Bruce – great piece- I have often been astonished by the impact a few words or how I reacted to a situation decades ago have impacted the way my children look at the world and interact with it. You must be very proud of your daughter.
Love this story Bruce! What a testimony to your presence with your daughter, Ali and the idea “it’s not what’s taught, it’s what’s caught.” “A Jr High project with you!” Classic!!!! And … “Dadddddd! I read your book!” Possibly you did it all for her and the rest of us are eavesdropping on the conversation.
A proud father moment and secure daughter moment for sure!
I compliment Ali on a photography career. I agree with comments by Jason and Ron. Our children make us proud when they give us some credit for their success.
I won’t comment on sexualizing females in media. But I take exception to her comments about cruelty of farm animals. For example, hogs. Today, pigs are raised in climate-controlled buildings. When a sow is ready to give birth to a litter of pigs she is put in a “crate” to protect the newborn pigs. In the old days that Ali seemed to prefer, hogs were outside regardless of the weather. A significant percent of baby pigs died from exposure to weather or being killed, either accidentally or on purpose, by the sow. Yes, the modern practices that protect farm animals benefit the farmer, and also the consumer.
One great feature about living in America is that consumers have choices. They can buy eggs from “free range” chickens and pork from farms that keep their hogs outside on pasture. Of course, the price is much higher.
Thanks for your kind words, Randall. I appreciate you weighing in with your opinions.
None of us need to agree to have meaningful conversations, but I would ask that you refrain from ad homonym commentary such as “…in the old days that Ali seemed to prefer…”
Truth is, you have no idea what Ali would prefer (and as a committed vegan, Ali would prefer that people didn’t eat pork or eggs at all).

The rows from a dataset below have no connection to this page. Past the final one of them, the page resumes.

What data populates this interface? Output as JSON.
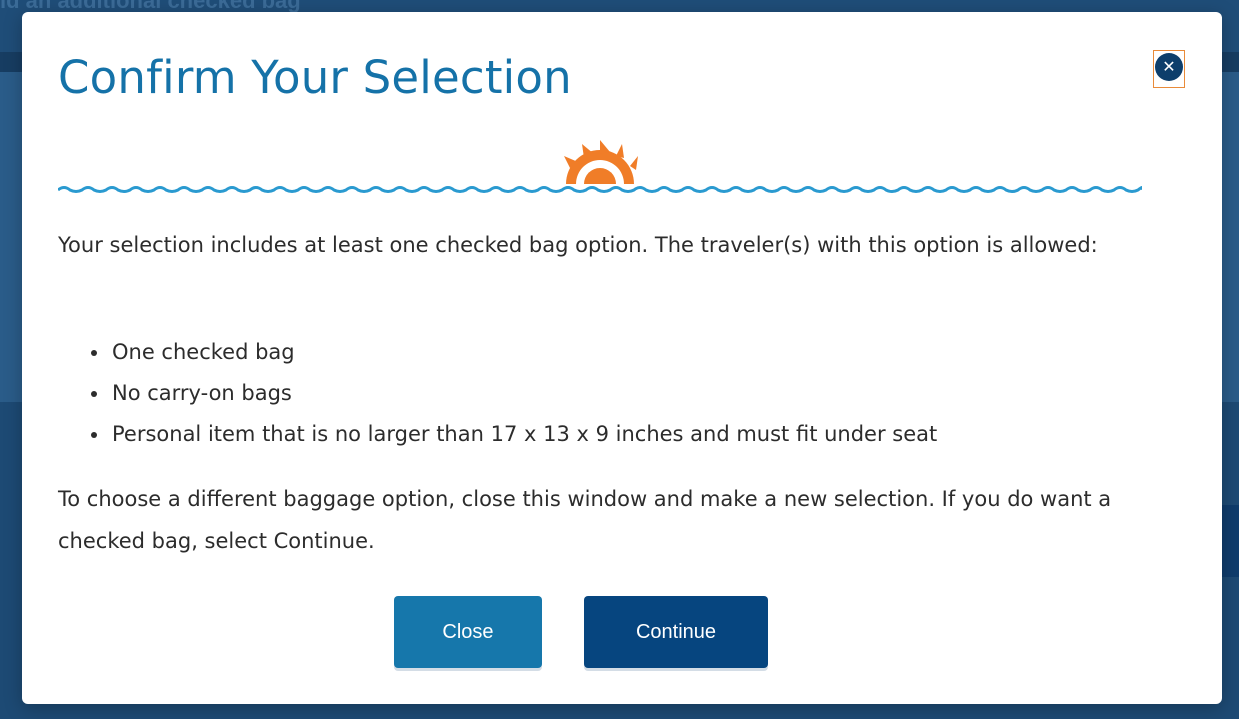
{
  "background": {
    "heading_fragment": "ıd an additional checked bag"
  },
  "modal": {
    "title": "Confirm Your Selection",
    "close_icon": "close-icon",
    "paragraph_1": "Your selection includes at least one checked bag option. The traveler(s) with this option is allowed:",
    "allowances": [
      "One checked bag",
      "No carry-on bags",
      "Personal item that is no larger than 17 x 13 x 9 inches and must fit under seat"
    ],
    "paragraph_2": "To choose a different baggage option, close this window and make a new selection. If you do want a checked bag, select Continue.",
    "close_button_label": "Close",
    "continue_button_label": "Continue"
  },
  "colors": {
    "title": "#1572a8",
    "wave": "#2a9ad0",
    "sun": "#f07d28",
    "close_button": "#1677ab",
    "continue_button": "#06457f",
    "close_icon": "#0d3e6b"
  }
}
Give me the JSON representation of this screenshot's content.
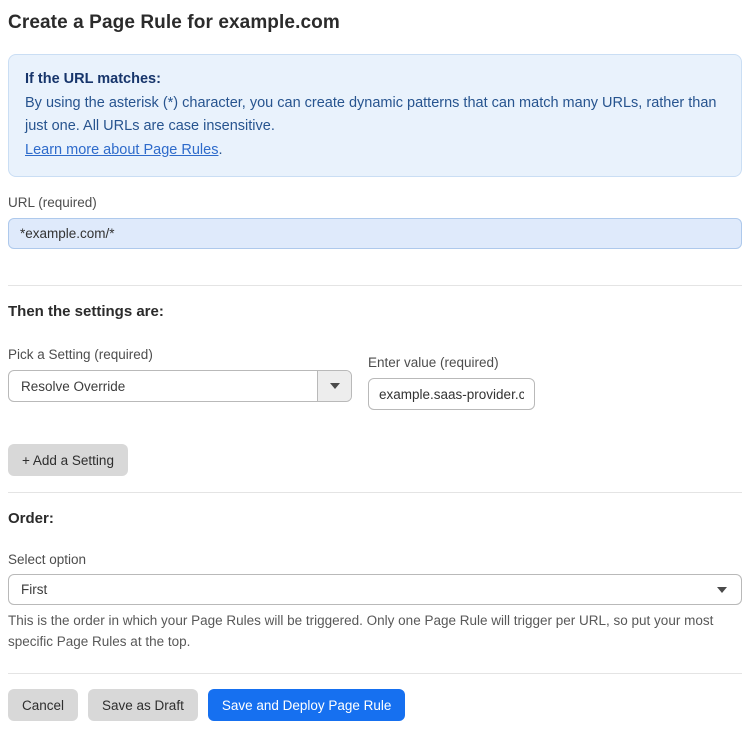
{
  "page": {
    "title": "Create a Page Rule for example.com"
  },
  "info_box": {
    "heading": "If the URL matches:",
    "body": "By using the asterisk (*) character, you can create dynamic patterns that can match many URLs, rather than just one. All URLs are case insensitive.",
    "link_text": "Learn more about Page Rules",
    "link_suffix": "."
  },
  "url_field": {
    "label": "URL (required)",
    "value": "*example.com/*"
  },
  "settings_section": {
    "heading": "Then the settings are:",
    "setting_select": {
      "label": "Pick a Setting (required)",
      "value": "Resolve Override"
    },
    "value_input": {
      "label": "Enter value (required)",
      "value": "example.saas-provider.c"
    },
    "add_button_label": "+ Add a Setting"
  },
  "order_section": {
    "heading": "Order:",
    "select_label": "Select option",
    "select_value": "First",
    "help_text": "This is the order in which your Page Rules will be triggered. Only one Page Rule will trigger per URL, so put your most specific Page Rules at the top."
  },
  "footer": {
    "cancel_label": "Cancel",
    "save_draft_label": "Save as Draft",
    "save_deploy_label": "Save and Deploy Page Rule"
  },
  "colors": {
    "accent_blue": "#1670f0",
    "info_box_bg": "#e9f2fc",
    "info_box_border": "#cadef4",
    "info_heading_text": "#17356b",
    "info_body_text": "#27548f",
    "link_blue": "#2e6bcb",
    "url_input_bg": "#dfeafb",
    "url_input_border": "#aec9ec",
    "gray_button_bg": "#d8d8d8",
    "divider": "#e4e4e4"
  }
}
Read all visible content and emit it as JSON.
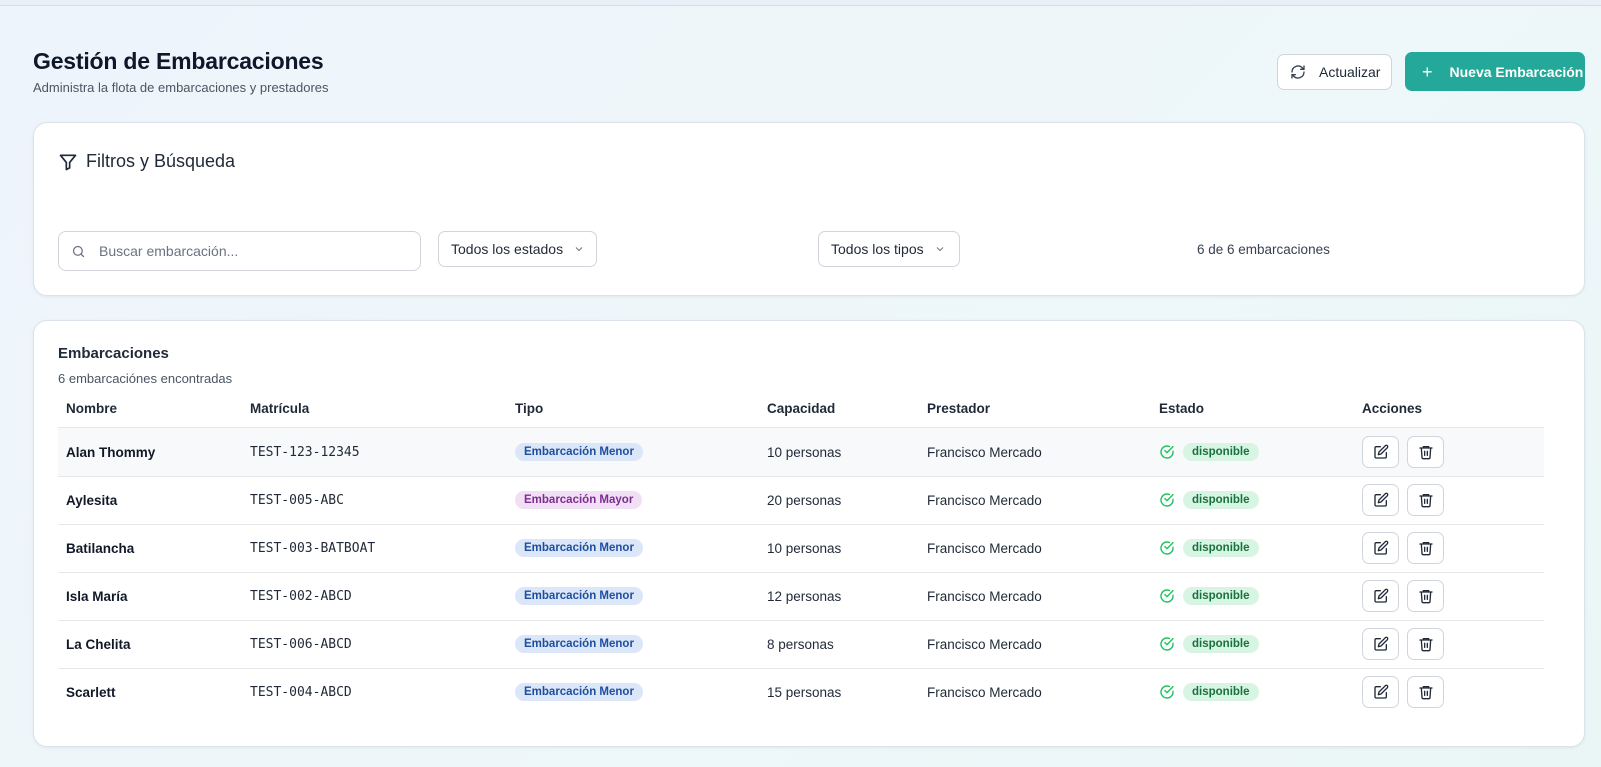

But what Ali or you would, or would not, like, is beside the point. I’m glad that my blog can be a venue for different opinions and will keep it that way as long as all commenters remain respectful.
I can feel the joy and pride jumping through my screen.
Kudos Bruce and Gloria. I know you are both incredibly proud of…and FOR her.
So when is she directing your solo outing
Amazing story. Love it. As a Dad of young ones I can only fathom what this must feel like for you. Truthfully, you as Dad can play favorites certainly, but I believe we are also the most critical of those we love in order to not be biased…and so the fact that hers impressed you so much really says a lot. To click the links and see her work, she has a great gift that has honed into amazing skill. Congrats on this, all of it, and that lessons from living under the same roof have proven as effective as the ones you teach leaders on stages around the world.
Very cool! Nice blog and yes, a wonderful compliment.
I’m amazed at the impact we have on our kids that we don’t even realize. My kids are healthy foodies today and I think it’s because I started cooking healthier about 20 years ago and our family always had dinners together. We didn’t force it on them, it’s just what we did.
On the flip side, my kids would never use humor in their middle or high school presentations. I would always suggest funny lines and they were afraid they would get into trouble for being funny. (“The cheetah’s favorite food is Cheetos”). But then, when it came to college applications, they both wanted help with their essays (“So, that’s why my favorite word is ‘procrastination.’ I would have said more but I put off writing it until it was too late.”)
Of course, I don’t yet know what bad influences I’ve had on them—but I’m sure that will also play out!
I could NOT stop smiling! We are what we do, not what we say. Honor thy father and thy mother means listen and learn – not obey. Your parents paid it forward through you to Ali. Mazel tov!
Thank you Max.